Exercise goal:
Give the number of lines in the listing that hold the word "JSON". Write nothing but that number.

Available data:

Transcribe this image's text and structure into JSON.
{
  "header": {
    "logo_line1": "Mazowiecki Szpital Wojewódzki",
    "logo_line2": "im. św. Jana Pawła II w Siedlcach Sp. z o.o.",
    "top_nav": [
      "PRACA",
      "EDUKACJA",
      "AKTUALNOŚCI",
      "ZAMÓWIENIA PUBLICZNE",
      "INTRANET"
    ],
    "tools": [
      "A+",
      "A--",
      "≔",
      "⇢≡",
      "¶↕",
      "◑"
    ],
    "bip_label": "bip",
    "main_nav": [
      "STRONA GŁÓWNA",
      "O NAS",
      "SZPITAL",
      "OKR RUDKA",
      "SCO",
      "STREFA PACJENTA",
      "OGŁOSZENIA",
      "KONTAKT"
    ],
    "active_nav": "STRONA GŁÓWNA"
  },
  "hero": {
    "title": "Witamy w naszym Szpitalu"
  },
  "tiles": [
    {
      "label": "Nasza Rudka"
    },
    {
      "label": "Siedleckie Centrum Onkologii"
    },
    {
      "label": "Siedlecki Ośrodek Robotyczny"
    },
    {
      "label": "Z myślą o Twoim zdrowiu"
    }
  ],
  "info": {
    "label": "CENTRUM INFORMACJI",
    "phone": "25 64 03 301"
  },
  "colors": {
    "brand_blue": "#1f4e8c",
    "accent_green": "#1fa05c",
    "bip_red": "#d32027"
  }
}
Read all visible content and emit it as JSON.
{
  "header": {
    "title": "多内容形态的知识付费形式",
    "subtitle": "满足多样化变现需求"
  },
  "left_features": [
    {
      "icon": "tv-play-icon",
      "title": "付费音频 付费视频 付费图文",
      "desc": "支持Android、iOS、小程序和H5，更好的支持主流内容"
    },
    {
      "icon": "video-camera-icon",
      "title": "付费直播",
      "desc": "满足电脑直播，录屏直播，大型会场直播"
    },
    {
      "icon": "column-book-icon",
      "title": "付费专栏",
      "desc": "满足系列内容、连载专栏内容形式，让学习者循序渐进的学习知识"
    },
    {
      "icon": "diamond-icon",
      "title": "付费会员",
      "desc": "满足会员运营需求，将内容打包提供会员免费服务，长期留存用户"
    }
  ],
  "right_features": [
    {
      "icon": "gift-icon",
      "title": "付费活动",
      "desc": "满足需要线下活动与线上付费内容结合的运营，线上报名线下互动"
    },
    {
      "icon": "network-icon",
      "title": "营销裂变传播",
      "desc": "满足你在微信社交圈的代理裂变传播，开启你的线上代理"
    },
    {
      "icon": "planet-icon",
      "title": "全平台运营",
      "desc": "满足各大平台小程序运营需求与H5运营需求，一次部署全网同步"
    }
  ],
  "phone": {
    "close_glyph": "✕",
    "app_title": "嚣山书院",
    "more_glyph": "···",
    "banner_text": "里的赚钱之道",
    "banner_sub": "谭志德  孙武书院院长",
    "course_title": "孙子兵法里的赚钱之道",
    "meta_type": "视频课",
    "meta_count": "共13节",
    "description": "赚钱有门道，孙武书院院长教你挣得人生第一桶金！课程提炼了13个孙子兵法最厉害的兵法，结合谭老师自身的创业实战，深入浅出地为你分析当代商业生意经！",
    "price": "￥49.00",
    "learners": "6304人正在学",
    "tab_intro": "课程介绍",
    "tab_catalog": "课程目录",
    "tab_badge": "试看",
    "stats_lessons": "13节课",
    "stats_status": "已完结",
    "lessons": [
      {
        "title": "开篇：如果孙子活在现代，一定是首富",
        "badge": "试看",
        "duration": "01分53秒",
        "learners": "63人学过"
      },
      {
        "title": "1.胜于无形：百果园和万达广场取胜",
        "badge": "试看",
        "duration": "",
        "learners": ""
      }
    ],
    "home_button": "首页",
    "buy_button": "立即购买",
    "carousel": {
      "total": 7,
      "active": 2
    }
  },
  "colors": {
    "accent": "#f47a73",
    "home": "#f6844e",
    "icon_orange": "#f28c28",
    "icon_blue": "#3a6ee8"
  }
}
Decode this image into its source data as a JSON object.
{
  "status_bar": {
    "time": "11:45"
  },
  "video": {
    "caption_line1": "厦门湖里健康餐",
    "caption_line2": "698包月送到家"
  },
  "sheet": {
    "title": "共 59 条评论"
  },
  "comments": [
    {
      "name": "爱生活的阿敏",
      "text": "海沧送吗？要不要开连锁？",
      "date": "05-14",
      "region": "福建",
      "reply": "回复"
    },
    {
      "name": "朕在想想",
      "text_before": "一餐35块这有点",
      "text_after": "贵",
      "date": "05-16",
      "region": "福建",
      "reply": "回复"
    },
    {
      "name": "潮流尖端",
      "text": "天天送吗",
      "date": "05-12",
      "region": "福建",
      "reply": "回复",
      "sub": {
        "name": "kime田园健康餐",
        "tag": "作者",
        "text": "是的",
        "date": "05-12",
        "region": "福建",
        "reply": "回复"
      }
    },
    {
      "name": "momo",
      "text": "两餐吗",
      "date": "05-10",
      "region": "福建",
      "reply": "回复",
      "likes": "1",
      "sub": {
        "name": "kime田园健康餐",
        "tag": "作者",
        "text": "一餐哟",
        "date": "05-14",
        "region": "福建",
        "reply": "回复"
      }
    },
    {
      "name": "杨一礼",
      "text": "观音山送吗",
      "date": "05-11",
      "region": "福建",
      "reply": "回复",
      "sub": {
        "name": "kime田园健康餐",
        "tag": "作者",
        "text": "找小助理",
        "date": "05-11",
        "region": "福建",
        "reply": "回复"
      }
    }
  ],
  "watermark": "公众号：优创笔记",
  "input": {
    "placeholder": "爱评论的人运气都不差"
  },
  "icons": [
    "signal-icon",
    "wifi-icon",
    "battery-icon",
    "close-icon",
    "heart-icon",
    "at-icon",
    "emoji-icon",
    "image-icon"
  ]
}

Task output:
3